present, and I took Lena home under its shelter. After leaving her, I
walked slowly out into the country part of the town where I lived. The
lilacs were all blooming in the yards, and the smell of them after the
rain, of the new leaves and the blossoms together, blew into my face with a
sort of bitter sweetness. I tramped through the puddles and under the
showery trees, mourning for Marguerite Gauthier as if she had died only
yesterday, sighing with the spirit of 1840, which had sighed so much, and
which had reached me only that night, across long years and several
languages, through the person of an infirm old actress. The idea is one
that no circumstances can frustrate. Wherever and whenever that piece is
put on, it is April.
HOW WELL I REMEMBER the stiff little parlour where I used to wait for Lena:
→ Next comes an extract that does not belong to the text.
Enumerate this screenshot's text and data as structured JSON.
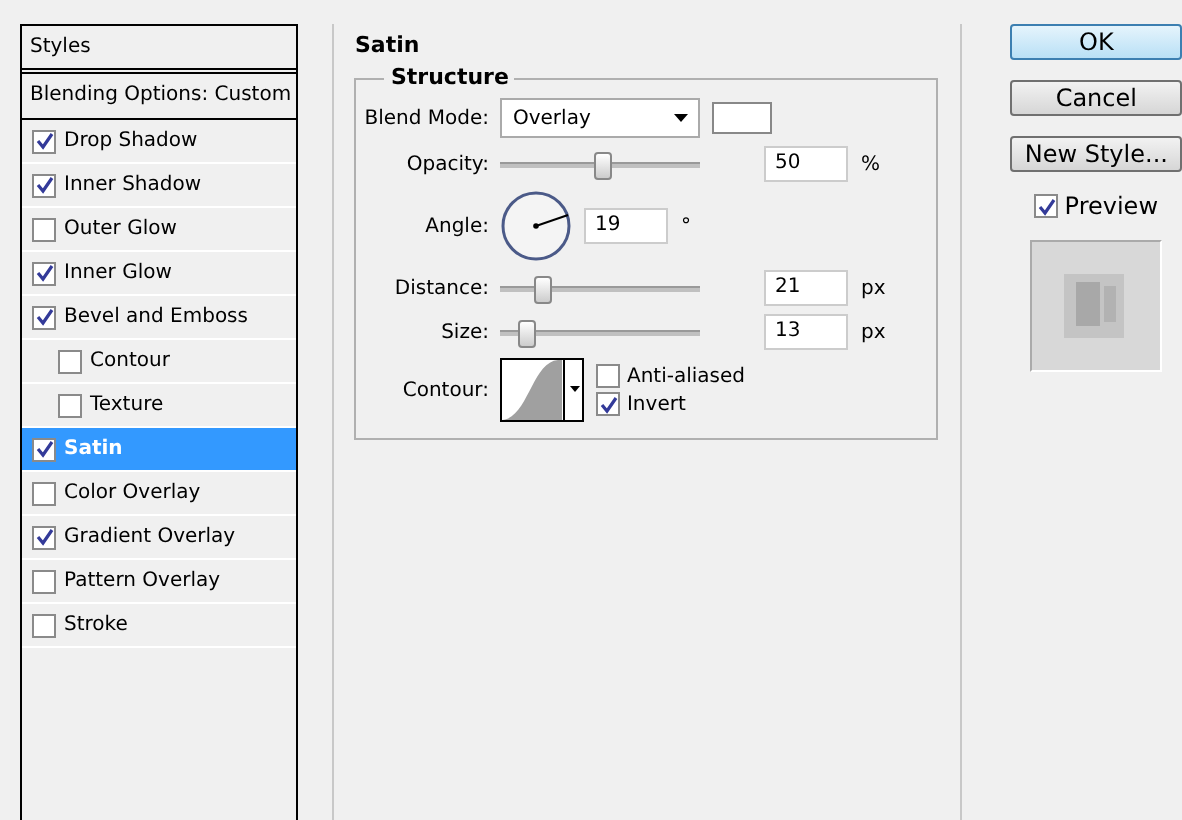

the hard horsehair furniture, bought at some auction sale, the long
mirror, the fashion-plates on the wall. If I sat down even for a moment, I
was sure to find threads and bits of coloured silk clinging to my clothes
after I went away. Lena's success puzzled me. She was so easygoing; had
none of the push and self-assertiveness that get people ahead in business.
She had come to Lincoln, a country girl, with no introductions except to
some cousins of Mrs. Thomas who lived there, and she was already making
clothes for the women of `the young married set.' Evidently she had great
natural aptitude for her work. She knew, as she said, `what people looked
well in.' She never tired of poring over fashion-books. Sometimes in the
evening I would find her alone in her work-room, draping folds of satin on
a wire figure, with a quite blissful expression of countenance. I couldn't
help thinking that the years when Lena literally hadn't enough clothes to
cover herself might have something to do with her untiring interest in
dressing the human figure. Her clients said that Lena `had style,' and
overlooked her habitual inaccuracies. She never, I discovered, finished
anything by the time she had promised, and she frequently spent more money
on materials than her customer had authorized. Once, when I arrived at six
o'clock, Lena was ushering out a fidgety mother and her awkward, overgrown
daughter. The woman detained Lena at the door to say apologetically:
`You'll try to keep it under fifty for me, won't you, Miss Lingard? You
see, she's really too young to come to an expensive dressmaker, but I knew
you could do more with her than anybody else.'
`Oh, that will be all right, Mrs. Herron. I think we'll manage to get a
good effect,' Lena replied blandly.
I thought her manner with her customers very good, and wondered where she
had learned such self-possession.
Sometimes after my morning classes were over, I used to encounter Lena
downtown, in her velvet suit and a little black hat, with a veil tied
smoothly over her face, looking as fresh as the spring morning. Maybe she
would be carrying home a bunch of jonquils or a hyacinth plant. When we
passed a candy store her footsteps would hesitate and linger. `Don't let
me go in,' she would murmur. `Get me by if you can.' She was very fond of
sweets, and was afraid of growing too plump.
We had delightful Sunday breakfasts together at Lena's. At the back of her
long work-room was a bay-window, large enough to hold a box-couch and a